Task material

----------

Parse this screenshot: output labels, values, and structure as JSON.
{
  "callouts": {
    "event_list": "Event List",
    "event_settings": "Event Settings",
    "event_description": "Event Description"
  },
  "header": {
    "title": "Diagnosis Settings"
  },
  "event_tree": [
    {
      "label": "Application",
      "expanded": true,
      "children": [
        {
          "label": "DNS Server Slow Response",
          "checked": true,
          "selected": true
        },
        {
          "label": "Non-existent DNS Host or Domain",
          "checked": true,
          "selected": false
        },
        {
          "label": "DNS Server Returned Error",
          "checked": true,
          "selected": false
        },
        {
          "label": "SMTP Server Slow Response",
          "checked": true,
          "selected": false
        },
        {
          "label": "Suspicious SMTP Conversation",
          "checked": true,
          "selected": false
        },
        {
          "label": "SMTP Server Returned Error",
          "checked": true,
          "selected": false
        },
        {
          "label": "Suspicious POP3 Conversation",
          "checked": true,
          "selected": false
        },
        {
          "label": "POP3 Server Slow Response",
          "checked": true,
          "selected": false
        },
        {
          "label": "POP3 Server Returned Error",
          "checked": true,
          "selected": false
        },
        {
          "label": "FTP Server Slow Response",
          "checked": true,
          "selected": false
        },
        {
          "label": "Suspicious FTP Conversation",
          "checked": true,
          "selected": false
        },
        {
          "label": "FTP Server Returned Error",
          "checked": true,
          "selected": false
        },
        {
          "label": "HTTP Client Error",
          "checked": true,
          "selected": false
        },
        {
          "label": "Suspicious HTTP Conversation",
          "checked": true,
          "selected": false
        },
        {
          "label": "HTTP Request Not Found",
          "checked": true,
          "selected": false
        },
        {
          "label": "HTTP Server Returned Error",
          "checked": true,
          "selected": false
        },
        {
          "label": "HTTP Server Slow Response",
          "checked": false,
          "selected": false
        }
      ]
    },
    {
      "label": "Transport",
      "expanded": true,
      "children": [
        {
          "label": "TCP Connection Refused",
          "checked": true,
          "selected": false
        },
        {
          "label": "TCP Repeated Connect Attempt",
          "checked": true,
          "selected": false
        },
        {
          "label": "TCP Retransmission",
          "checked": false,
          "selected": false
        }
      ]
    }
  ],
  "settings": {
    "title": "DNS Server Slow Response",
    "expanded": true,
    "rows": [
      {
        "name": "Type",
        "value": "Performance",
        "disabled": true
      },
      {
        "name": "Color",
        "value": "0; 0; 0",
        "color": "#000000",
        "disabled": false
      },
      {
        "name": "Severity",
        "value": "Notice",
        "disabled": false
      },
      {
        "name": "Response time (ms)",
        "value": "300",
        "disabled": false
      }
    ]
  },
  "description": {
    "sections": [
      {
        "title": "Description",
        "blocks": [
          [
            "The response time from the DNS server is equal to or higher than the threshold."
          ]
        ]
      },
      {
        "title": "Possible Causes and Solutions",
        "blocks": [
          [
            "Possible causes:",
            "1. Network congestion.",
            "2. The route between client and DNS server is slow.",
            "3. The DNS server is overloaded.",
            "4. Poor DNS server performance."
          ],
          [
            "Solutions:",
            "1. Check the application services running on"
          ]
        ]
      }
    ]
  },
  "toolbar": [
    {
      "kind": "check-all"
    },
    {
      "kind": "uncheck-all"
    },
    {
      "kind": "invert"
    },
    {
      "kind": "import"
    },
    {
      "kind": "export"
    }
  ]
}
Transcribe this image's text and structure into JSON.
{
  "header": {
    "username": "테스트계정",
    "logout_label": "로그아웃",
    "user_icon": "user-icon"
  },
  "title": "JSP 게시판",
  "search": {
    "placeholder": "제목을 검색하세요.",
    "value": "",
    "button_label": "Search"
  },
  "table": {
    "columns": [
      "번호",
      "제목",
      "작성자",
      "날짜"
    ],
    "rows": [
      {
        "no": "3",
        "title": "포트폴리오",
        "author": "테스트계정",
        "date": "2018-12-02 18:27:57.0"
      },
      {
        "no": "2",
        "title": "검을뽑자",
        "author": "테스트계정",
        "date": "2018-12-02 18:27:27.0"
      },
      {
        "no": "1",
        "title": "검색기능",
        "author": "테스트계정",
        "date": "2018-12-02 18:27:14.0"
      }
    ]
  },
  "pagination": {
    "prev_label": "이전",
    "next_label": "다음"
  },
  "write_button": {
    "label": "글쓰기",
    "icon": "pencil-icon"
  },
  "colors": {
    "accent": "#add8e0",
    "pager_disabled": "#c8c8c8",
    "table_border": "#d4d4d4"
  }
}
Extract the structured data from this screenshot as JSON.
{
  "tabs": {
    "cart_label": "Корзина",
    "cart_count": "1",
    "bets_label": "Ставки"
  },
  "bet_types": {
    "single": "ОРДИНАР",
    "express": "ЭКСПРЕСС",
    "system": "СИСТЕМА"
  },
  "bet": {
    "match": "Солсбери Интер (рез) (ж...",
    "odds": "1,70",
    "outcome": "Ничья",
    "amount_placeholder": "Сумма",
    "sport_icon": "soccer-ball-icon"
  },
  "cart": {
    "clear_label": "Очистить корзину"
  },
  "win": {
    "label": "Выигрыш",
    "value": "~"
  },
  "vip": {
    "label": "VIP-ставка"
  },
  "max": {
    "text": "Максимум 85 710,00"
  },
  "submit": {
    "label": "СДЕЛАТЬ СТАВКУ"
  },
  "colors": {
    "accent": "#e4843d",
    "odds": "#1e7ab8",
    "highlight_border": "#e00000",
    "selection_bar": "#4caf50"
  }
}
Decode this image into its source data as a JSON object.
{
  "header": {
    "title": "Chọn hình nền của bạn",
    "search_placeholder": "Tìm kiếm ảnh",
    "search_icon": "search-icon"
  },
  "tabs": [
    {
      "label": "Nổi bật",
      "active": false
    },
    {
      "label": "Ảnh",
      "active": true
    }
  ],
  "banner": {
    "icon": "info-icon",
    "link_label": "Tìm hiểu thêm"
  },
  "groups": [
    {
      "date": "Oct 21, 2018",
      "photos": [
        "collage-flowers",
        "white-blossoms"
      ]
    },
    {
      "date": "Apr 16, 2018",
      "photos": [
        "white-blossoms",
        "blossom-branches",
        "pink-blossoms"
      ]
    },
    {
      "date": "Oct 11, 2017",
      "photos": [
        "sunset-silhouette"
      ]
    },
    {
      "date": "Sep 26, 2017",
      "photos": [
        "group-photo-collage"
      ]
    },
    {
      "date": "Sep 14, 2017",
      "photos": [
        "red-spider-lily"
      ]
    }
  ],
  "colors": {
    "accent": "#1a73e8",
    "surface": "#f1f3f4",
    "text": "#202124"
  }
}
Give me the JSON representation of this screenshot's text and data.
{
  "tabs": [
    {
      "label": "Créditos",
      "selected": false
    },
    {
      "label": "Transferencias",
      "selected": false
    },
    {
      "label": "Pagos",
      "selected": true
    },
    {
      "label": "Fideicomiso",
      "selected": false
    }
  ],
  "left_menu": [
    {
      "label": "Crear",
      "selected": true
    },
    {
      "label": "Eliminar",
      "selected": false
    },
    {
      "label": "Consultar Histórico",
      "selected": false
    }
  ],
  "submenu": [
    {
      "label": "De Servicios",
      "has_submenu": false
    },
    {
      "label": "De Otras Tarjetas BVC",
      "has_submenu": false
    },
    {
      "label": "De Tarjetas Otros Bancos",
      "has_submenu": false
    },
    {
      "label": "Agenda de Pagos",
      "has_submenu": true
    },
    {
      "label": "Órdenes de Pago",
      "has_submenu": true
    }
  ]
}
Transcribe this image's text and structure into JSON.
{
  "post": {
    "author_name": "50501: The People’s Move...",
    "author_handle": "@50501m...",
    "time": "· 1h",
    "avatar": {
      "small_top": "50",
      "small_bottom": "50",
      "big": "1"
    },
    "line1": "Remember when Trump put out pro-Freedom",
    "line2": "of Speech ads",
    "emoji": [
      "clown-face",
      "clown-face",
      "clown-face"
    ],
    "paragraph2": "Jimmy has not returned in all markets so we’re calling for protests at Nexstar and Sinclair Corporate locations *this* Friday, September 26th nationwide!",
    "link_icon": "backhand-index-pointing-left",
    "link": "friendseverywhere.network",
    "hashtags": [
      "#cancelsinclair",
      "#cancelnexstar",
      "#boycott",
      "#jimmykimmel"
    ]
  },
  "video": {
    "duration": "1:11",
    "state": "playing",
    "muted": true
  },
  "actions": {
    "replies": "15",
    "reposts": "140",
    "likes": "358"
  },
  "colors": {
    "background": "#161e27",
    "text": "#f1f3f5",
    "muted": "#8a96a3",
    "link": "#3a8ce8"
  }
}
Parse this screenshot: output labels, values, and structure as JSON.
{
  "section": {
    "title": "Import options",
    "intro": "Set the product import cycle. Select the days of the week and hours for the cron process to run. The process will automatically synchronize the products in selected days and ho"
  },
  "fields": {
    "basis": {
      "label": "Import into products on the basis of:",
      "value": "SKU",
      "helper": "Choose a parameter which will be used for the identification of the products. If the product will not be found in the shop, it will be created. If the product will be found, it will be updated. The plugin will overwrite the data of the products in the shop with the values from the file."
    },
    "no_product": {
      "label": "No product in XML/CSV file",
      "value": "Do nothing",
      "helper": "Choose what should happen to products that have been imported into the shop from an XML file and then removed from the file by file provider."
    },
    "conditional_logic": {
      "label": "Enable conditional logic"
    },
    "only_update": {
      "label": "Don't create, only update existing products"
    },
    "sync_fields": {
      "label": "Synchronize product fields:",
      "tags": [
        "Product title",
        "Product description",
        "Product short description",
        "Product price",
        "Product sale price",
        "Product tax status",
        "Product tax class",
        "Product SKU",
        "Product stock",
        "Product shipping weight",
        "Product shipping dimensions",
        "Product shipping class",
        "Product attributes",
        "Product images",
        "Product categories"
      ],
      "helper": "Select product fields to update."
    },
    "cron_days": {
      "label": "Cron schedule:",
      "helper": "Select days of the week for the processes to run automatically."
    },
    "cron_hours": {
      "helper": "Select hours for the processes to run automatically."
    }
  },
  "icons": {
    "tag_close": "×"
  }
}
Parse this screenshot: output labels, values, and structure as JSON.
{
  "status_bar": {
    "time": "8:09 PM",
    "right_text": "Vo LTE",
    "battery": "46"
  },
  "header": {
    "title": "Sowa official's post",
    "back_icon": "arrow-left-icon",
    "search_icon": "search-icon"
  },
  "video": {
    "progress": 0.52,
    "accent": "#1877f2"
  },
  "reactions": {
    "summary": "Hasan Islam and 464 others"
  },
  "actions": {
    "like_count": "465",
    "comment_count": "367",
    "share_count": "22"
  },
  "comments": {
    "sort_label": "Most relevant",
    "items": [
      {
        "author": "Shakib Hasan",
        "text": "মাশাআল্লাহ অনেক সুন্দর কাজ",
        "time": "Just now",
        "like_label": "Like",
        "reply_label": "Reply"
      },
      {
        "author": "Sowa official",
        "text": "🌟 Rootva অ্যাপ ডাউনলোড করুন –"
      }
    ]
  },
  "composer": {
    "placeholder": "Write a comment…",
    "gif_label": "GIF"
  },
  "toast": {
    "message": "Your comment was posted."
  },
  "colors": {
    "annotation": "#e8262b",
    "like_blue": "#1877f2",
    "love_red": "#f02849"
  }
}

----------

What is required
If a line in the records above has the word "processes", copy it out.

Written solution
      "helper": "Select days of the week for the processes to run automatically."
      "helper": "Select hours for the processes to run automatically."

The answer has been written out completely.